Dataset rows for apps and sites
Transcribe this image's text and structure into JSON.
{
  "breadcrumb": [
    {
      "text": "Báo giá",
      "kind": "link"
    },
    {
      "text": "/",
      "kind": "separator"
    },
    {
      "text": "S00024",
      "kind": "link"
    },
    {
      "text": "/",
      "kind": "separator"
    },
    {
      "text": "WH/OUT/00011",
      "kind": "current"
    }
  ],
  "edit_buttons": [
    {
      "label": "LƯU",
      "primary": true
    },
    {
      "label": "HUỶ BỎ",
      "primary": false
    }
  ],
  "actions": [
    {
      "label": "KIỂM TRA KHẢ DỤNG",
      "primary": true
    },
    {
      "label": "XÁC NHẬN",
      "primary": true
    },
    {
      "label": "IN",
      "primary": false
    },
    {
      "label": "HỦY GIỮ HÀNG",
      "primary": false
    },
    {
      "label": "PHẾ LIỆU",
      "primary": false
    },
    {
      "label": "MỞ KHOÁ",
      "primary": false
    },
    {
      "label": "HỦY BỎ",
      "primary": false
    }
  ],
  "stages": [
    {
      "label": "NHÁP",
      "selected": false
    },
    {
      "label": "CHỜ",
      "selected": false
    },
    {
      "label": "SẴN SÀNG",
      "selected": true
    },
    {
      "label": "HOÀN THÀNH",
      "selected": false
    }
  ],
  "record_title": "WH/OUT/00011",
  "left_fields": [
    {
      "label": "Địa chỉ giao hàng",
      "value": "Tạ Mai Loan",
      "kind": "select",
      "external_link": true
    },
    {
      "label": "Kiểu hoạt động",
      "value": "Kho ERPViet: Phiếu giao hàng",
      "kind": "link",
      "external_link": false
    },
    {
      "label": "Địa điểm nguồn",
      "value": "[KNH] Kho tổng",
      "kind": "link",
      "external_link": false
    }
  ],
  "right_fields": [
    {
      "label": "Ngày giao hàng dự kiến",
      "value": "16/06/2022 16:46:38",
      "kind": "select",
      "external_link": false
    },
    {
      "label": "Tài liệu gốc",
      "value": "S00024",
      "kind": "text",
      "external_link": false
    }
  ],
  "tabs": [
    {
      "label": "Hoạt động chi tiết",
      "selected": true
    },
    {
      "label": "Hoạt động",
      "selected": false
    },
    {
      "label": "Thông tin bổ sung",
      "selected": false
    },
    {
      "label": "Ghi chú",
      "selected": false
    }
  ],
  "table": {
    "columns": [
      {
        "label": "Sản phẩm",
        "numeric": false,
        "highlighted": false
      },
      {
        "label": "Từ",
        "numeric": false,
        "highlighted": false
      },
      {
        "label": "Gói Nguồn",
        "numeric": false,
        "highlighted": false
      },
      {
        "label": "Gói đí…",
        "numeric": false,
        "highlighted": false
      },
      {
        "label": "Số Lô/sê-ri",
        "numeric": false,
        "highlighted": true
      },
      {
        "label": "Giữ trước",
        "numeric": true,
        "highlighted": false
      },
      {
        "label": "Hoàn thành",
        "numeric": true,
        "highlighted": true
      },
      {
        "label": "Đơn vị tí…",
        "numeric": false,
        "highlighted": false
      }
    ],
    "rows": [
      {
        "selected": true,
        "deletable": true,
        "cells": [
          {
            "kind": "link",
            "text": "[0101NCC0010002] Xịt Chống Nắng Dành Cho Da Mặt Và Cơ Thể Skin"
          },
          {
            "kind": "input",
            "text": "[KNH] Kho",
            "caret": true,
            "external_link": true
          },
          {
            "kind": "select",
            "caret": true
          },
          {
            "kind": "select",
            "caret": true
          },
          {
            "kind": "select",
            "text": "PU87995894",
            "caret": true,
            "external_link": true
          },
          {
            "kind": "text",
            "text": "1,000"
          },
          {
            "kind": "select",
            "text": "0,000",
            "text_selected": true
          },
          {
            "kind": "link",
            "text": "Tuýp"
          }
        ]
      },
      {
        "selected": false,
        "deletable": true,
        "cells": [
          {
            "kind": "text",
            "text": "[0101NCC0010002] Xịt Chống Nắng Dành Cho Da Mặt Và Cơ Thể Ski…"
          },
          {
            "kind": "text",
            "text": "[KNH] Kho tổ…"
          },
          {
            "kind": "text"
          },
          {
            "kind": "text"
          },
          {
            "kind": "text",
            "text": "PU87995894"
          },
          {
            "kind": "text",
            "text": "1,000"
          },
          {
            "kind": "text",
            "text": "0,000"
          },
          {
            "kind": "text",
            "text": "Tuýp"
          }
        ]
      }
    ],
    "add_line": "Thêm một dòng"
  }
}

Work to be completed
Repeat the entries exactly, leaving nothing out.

Solution to the exercise
Transcribe this image's text and structure into JSON.
{
  "breadcrumb": [
    {
      "text": "Báo giá",
      "kind": "link"
    },
    {
      "text": "/",
      "kind": "separator"
    },
    {
      "text": "S00024",
      "kind": "link"
    },
    {
      "text": "/",
      "kind": "separator"
    },
    {
      "text": "WH/OUT/00011",
      "kind": "current"
    }
  ],
  "edit_buttons": [
    {
      "label": "LƯU",
      "primary": true
    },
    {
      "label": "HUỶ BỎ",
      "primary": false
    }
  ],
  "actions": [
    {
      "label": "KIỂM TRA KHẢ DỤNG",
      "primary": true
    },
    {
      "label": "XÁC NHẬN",
      "primary": true
    },
    {
      "label": "IN",
      "primary": false
    },
    {
      "label": "HỦY GIỮ HÀNG",
      "primary": false
    },
    {
      "label": "PHẾ LIỆU",
      "primary": false
    },
    {
      "label": "MỞ KHOÁ",
      "primary": false
    },
    {
      "label": "HỦY BỎ",
      "primary": false
    }
  ],
  "stages": [
    {
      "label": "NHÁP",
      "selected": false
    },
    {
      "label": "CHỜ",
      "selected": false
    },
    {
      "label": "SẴN SÀNG",
      "selected": true
    },
    {
      "label": "HOÀN THÀNH",
      "selected": false
    }
  ],
  "record_title": "WH/OUT/00011",
  "left_fields": [
    {
      "label": "Địa chỉ giao hàng",
      "value": "Tạ Mai Loan",
      "kind": "select",
      "external_link": true
    },
    {
      "label": "Kiểu hoạt động",
      "value": "Kho ERPViet: Phiếu giao hàng",
      "kind": "link",
      "external_link": false
    },
    {
      "label": "Địa điểm nguồn",
      "value": "[KNH] Kho tổng",
      "kind": "link",
      "external_link": false
    }
  ],
  "right_fields": [
    {
      "label": "Ngày giao hàng dự kiến",
      "value": "16/06/2022 16:46:38",
      "kind": "select",
      "external_link": false
    },
    {
      "label": "Tài liệu gốc",
      "value": "S00024",
      "kind": "text",
      "external_link": false
    }
  ],
  "tabs": [
    {
      "label": "Hoạt động chi tiết",
      "selected": true
    },
    {
      "label": "Hoạt động",
      "selected": false
    },
    {
      "label": "Thông tin bổ sung",
      "selected": false
    },
    {
      "label": "Ghi chú",
      "selected": false
    }
  ],
  "table": {
    "columns": [
      {
        "label": "Sản phẩm",
        "numeric": false,
        "highlighted": false
      },
      {
        "label": "Từ",
        "numeric": false,
        "highlighted": false
      },
      {
        "label": "Gói Nguồn",
        "numeric": false,
        "highlighted": false
      },
      {
        "label": "Gói đí…",
        "numeric": false,
        "highlighted": false
      },
      {
        "label": "Số Lô/sê-ri",
        "numeric": false,
        "highlighted": true
      },
      {
        "label": "Giữ trước",
        "numeric": true,
        "highlighted": false
      },
      {
        "label": "Hoàn thành",
        "numeric": true,
        "highlighted": true
      },
      {
        "label": "Đơn vị tí…",
        "numeric": false,
        "highlighted": false
      }
    ],
    "rows": [
      {
        "selected": true,
        "deletable": true,
        "cells": [
          {
            "kind": "link",
            "text": "[0101NCC0010002] Xịt Chống Nắng Dành Cho Da Mặt Và Cơ Thể Skin"
          },
          {
            "kind": "input",
            "text": "[KNH] Kho",
            "caret": true,
            "external_link": true
          },
          {
            "kind": "select",
            "caret": true
          },
          {
            "kind": "select",
            "caret": true
          },
          {
            "kind": "select",
            "text": "PU87995894",
            "caret": true,
            "external_link": true
          },
          {
            "kind": "text",
            "text": "1,000"
          },
          {
            "kind": "select",
            "text": "0,000",
            "text_selected": true
          },
          {
            "kind": "link",
            "text": "Tuýp"
          }
        ]
      },
      {
        "selected": false,
        "deletable": true,
        "cells": [
          {
            "kind": "text",
            "text": "[0101NCC0010002] Xịt Chống Nắng Dành Cho Da Mặt Và Cơ Thể Ski…"
          },
          {
            "kind": "text",
            "text": "[KNH] Kho tổ…"
          },
          {
            "kind": "text"
          },
          {
            "kind": "text"
          },
          {
            "kind": "text",
            "text": "PU87995894"
          },
          {
            "kind": "text",
            "text": "1,000"
          },
          {
            "kind": "text",
            "text": "0,000"
          },
          {
            "kind": "text",
            "text": "Tuýp"
          }
        ]
      }
    ],
    "add_line": "Thêm một dòng"
  }
}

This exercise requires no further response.